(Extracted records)
● ● ● ● ●
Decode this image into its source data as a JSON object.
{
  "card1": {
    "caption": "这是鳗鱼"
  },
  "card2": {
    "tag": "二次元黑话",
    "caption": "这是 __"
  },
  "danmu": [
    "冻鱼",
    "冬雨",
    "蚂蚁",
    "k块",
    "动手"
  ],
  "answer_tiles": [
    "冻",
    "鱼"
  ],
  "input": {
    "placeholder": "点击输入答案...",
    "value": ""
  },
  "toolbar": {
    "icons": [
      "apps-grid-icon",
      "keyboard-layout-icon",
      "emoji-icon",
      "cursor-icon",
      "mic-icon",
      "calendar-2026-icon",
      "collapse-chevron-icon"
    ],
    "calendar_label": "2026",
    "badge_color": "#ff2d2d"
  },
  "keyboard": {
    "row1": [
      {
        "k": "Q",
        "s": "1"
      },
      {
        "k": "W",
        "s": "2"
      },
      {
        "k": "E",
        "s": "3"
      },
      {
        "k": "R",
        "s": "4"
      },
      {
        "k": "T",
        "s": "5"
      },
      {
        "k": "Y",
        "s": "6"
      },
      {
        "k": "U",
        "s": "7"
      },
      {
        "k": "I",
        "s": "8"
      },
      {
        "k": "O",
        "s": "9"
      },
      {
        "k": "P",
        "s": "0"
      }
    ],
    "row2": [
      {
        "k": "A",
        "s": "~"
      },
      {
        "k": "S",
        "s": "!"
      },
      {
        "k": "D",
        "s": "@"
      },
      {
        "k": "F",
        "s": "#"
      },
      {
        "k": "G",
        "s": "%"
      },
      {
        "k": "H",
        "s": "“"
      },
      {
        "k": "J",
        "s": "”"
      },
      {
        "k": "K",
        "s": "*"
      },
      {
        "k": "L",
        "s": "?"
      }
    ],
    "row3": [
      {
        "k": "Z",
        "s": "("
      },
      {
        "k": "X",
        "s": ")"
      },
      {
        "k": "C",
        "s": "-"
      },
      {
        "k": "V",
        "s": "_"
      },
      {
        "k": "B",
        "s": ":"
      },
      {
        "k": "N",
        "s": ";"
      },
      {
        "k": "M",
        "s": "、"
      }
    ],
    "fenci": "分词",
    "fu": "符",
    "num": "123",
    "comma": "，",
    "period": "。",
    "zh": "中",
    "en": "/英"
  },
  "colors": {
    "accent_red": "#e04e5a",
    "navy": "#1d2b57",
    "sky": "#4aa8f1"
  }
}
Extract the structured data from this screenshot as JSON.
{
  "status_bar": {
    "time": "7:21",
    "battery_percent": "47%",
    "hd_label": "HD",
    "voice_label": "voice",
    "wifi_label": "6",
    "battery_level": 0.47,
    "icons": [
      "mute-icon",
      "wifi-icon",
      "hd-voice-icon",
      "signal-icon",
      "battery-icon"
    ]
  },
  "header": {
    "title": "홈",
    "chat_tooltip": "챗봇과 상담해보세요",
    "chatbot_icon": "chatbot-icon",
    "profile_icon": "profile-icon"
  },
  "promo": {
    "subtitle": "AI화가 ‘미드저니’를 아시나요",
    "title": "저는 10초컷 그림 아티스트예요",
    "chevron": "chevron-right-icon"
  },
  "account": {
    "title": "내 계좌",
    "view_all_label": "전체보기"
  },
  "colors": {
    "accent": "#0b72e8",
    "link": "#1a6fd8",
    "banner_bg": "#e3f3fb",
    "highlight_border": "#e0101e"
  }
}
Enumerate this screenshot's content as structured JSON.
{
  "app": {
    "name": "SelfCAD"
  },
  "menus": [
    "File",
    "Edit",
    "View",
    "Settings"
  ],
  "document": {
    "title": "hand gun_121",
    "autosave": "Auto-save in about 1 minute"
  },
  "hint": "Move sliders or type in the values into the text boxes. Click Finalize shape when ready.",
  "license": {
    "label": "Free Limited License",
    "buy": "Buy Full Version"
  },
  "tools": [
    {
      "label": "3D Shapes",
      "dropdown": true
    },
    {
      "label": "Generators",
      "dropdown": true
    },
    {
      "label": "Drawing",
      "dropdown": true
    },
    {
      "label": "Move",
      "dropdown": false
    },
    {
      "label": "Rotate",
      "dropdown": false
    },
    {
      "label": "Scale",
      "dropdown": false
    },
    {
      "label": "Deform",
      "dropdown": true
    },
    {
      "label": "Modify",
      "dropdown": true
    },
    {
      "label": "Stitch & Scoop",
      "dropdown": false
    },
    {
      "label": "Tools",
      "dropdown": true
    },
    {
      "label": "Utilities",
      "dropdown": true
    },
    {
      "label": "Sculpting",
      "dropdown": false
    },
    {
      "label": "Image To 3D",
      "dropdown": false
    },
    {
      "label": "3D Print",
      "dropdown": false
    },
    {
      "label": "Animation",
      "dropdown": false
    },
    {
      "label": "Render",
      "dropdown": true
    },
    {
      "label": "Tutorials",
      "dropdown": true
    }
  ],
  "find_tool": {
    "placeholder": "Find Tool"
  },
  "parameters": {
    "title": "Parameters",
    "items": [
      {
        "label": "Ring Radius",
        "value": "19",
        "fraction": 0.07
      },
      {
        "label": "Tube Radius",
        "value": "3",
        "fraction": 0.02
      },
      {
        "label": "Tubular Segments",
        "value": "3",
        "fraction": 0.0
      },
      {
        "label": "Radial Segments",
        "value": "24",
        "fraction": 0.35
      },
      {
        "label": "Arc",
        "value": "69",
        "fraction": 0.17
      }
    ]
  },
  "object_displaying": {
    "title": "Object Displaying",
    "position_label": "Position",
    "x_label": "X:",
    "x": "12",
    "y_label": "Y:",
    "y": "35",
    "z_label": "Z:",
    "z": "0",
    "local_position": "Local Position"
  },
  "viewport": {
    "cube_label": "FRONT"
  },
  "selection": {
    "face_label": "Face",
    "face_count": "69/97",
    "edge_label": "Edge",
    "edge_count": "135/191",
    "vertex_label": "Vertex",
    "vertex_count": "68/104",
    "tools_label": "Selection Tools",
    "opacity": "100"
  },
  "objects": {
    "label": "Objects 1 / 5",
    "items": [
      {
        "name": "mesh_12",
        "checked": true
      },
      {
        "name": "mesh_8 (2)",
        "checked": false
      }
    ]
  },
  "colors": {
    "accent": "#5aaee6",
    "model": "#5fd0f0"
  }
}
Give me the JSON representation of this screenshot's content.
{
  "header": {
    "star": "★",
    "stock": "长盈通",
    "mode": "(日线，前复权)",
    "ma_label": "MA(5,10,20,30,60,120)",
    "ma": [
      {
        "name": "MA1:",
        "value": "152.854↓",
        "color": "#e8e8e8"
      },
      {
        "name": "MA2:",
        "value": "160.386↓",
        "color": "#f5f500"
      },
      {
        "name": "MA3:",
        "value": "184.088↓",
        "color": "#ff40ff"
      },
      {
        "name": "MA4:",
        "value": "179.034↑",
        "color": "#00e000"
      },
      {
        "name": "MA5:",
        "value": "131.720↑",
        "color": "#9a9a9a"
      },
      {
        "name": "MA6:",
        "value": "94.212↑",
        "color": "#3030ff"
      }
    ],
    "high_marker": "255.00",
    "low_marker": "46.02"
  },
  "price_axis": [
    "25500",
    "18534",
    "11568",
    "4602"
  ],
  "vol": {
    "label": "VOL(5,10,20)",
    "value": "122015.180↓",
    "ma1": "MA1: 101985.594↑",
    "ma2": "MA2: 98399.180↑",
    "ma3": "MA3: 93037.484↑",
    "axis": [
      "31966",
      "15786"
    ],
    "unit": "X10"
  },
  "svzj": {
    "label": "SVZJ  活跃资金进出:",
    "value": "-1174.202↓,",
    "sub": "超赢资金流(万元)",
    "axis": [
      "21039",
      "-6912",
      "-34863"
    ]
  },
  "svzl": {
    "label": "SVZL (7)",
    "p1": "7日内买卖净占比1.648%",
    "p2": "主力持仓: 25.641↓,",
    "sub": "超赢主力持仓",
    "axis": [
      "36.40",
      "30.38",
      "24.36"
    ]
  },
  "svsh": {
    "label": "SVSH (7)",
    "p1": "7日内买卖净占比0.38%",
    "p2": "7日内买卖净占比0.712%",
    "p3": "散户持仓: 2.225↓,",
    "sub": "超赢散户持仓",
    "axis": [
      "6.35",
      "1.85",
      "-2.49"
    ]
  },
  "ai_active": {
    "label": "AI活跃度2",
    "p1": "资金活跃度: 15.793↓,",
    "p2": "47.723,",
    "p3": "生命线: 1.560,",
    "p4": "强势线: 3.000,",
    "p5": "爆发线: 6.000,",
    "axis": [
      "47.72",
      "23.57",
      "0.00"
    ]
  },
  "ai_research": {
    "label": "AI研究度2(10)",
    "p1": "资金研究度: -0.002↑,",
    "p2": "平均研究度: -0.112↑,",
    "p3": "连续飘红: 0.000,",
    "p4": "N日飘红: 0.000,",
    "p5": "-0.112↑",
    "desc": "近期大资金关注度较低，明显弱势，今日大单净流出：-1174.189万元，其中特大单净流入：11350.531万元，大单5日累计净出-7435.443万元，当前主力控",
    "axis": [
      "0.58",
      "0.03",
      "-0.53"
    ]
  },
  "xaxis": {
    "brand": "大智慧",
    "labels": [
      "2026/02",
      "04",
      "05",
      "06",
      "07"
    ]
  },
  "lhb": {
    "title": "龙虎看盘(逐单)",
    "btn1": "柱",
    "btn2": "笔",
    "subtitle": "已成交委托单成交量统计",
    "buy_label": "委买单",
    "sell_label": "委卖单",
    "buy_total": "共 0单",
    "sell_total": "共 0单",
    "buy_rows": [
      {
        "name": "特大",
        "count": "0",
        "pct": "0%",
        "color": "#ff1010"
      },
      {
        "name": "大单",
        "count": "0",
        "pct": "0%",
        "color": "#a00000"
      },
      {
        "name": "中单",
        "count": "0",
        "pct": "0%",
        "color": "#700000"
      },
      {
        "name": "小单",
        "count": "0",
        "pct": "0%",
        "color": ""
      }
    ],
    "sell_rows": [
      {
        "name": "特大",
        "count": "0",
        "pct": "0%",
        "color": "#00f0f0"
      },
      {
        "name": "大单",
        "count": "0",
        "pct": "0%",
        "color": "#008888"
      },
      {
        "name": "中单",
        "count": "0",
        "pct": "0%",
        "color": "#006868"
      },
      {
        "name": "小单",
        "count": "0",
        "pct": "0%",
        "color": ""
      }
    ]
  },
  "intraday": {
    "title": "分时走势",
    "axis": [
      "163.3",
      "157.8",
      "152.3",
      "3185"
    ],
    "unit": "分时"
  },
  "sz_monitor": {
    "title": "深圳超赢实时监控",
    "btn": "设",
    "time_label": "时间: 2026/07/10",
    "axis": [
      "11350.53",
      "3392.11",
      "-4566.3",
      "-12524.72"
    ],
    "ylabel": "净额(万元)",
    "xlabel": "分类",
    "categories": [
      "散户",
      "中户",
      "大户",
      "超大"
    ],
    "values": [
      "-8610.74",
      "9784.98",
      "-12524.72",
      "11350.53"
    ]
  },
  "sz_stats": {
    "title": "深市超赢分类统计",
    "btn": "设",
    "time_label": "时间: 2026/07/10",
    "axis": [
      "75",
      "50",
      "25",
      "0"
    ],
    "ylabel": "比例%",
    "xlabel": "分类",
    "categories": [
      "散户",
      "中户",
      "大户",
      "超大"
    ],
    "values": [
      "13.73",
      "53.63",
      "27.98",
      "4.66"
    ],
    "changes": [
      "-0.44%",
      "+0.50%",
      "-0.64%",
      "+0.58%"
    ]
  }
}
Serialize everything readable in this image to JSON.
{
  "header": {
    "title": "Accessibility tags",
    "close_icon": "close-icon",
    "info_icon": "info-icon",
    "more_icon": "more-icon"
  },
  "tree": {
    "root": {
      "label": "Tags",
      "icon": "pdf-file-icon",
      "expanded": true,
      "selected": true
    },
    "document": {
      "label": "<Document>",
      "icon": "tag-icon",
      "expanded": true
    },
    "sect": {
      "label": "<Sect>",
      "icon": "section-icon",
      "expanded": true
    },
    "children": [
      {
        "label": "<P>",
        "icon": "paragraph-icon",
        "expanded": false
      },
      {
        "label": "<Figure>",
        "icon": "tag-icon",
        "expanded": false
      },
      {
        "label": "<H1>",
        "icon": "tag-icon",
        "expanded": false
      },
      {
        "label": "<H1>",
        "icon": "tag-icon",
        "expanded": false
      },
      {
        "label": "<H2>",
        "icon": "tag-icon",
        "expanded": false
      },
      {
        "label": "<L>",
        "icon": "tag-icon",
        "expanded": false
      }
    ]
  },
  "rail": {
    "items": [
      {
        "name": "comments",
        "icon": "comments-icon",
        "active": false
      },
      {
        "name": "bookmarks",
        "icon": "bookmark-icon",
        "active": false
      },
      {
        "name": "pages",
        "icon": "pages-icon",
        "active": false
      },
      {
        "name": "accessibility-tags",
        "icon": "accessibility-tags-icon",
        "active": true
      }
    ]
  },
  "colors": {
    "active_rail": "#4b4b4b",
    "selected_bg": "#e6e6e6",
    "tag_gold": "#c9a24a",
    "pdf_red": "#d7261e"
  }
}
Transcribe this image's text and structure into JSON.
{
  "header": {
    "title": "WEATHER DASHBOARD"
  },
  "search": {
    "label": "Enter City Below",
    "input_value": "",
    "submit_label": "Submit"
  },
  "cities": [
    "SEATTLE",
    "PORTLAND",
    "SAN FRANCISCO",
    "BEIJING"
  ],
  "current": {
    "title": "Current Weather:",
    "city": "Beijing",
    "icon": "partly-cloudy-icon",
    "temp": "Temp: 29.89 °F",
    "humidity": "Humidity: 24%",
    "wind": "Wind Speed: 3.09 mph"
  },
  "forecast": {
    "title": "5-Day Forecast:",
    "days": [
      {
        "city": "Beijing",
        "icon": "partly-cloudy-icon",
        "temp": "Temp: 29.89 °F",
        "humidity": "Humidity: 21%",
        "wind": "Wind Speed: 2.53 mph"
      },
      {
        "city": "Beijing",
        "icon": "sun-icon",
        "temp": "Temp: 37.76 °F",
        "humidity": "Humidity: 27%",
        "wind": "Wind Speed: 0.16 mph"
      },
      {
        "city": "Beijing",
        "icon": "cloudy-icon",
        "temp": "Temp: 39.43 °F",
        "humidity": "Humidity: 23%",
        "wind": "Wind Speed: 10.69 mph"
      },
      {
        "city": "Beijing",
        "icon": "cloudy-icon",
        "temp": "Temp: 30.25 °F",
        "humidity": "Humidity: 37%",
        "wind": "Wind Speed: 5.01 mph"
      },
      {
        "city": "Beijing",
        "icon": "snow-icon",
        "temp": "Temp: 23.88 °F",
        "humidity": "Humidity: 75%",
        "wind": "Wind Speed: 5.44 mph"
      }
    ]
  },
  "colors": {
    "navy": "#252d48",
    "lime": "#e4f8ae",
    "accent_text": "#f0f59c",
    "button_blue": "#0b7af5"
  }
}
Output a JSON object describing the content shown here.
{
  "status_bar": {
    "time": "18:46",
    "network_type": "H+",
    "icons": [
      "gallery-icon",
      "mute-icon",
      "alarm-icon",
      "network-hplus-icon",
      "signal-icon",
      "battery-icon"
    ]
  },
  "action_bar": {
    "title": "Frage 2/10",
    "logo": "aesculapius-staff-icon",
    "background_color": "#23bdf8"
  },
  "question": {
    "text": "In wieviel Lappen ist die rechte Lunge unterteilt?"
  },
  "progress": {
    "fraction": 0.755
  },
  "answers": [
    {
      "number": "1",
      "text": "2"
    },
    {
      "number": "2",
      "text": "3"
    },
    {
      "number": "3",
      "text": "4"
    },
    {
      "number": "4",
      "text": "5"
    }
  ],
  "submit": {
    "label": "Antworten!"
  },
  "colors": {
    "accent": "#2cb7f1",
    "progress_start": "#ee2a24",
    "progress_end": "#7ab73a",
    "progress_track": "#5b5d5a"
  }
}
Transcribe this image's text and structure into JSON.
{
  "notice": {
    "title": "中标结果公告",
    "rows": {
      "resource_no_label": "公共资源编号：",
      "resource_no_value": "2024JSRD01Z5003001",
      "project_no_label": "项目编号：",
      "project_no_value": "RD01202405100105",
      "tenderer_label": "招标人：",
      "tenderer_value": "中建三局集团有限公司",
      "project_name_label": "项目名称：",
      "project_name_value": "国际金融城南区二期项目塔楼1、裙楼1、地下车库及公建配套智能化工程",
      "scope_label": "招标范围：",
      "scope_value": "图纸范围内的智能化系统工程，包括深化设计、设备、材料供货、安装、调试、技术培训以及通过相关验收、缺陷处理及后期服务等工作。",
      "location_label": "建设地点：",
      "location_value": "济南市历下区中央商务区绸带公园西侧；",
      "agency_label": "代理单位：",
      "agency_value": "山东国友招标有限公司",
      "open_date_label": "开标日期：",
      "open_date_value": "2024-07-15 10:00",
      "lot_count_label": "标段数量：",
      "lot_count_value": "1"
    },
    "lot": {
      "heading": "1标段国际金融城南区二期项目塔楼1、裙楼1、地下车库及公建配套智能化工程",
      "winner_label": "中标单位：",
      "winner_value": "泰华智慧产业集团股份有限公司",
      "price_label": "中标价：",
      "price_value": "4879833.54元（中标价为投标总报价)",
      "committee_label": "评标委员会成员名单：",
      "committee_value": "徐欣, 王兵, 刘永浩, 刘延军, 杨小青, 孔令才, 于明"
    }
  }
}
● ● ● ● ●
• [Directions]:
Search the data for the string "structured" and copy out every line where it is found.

• [Task result]:
Extract the structured data from this screenshot as JSON.
Enumerate this screenshot's content as structured JSON.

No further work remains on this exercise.